**** Dataset

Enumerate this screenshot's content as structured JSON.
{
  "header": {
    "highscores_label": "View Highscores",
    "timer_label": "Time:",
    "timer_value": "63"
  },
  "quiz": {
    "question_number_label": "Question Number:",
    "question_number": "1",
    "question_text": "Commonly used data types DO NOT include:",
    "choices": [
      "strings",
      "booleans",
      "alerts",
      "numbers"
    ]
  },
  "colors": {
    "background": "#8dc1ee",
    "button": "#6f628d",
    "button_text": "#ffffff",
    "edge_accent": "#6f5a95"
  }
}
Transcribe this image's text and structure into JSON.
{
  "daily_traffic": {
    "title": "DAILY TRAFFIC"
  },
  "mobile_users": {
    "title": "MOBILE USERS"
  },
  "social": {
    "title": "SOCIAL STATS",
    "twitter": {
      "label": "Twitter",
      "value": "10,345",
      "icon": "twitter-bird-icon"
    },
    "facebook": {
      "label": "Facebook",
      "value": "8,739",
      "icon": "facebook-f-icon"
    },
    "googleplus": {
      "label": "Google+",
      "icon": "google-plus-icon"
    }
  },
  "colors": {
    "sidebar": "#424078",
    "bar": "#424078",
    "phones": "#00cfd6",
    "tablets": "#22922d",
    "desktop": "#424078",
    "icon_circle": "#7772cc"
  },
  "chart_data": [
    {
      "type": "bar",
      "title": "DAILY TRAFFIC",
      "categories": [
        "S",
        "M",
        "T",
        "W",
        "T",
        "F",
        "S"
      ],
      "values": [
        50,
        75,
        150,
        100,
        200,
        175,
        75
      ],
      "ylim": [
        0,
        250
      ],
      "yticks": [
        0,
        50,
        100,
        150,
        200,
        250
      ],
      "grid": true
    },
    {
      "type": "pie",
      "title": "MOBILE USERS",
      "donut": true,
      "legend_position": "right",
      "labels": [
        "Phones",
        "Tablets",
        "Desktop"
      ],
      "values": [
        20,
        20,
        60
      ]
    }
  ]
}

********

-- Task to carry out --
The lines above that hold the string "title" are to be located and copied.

-- Task response --
    "title": "DAILY TRAFFIC"
    "title": "MOBILE USERS"
    "title": "SOCIAL STATS",
      "title": "DAILY TRAFFIC",
      "title": "MOBILE USERS",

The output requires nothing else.